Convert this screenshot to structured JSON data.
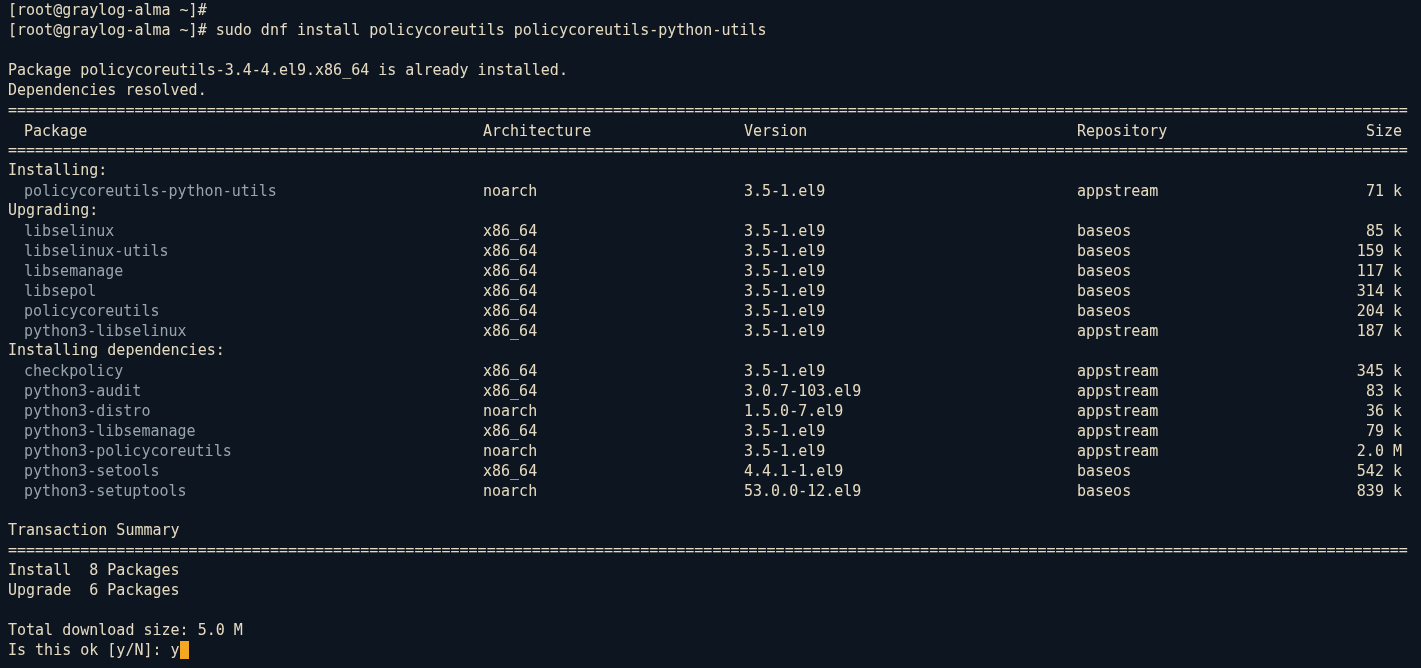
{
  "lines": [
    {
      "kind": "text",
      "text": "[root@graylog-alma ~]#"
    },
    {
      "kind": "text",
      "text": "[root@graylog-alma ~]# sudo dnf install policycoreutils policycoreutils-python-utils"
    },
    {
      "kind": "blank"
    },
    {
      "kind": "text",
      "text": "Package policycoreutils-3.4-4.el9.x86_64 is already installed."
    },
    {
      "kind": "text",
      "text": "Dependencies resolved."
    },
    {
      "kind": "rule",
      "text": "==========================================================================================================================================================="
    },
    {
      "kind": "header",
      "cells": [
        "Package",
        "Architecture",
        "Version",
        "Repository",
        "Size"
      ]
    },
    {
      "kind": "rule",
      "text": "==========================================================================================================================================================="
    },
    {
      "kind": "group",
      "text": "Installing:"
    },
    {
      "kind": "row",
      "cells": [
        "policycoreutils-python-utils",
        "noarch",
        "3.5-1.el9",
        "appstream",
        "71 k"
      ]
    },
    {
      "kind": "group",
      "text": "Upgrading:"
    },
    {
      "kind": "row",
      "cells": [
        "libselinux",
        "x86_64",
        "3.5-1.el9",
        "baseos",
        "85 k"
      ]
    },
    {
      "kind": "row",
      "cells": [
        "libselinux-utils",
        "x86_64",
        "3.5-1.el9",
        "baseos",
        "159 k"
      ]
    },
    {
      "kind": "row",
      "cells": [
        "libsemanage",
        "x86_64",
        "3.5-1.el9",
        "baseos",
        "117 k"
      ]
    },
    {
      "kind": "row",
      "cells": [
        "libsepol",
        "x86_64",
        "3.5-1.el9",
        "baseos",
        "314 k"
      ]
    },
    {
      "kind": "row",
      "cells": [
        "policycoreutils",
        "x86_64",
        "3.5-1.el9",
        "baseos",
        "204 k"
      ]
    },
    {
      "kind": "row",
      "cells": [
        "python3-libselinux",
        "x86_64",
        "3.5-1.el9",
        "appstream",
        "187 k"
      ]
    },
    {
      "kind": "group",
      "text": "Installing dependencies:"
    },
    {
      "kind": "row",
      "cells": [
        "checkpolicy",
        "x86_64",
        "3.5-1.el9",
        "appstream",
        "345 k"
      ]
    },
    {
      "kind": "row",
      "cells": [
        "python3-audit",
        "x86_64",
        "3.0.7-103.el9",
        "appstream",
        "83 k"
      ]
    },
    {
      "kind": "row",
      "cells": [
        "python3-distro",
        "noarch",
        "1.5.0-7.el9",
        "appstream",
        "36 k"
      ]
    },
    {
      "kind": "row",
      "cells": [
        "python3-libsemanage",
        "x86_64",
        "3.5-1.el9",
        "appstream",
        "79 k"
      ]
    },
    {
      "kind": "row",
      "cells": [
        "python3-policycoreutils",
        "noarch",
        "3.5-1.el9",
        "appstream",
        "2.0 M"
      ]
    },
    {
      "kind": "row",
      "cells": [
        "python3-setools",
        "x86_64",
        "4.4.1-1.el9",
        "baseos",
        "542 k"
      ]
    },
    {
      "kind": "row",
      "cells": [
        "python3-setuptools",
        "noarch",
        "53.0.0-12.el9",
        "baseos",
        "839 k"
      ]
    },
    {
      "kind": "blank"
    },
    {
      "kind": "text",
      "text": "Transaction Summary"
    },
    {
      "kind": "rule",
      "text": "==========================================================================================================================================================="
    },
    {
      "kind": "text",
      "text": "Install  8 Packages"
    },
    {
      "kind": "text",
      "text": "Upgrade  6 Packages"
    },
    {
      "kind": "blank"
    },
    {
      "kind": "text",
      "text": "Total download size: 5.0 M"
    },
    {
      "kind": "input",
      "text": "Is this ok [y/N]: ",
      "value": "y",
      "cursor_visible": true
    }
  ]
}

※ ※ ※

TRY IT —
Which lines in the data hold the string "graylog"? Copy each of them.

RESULT OF THE TASK —
      "text": "[root@graylog-alma ~]#"
      "text": "[root@graylog-alma ~]# sudo dnf install policycoreutils policycoreutils-python-utils"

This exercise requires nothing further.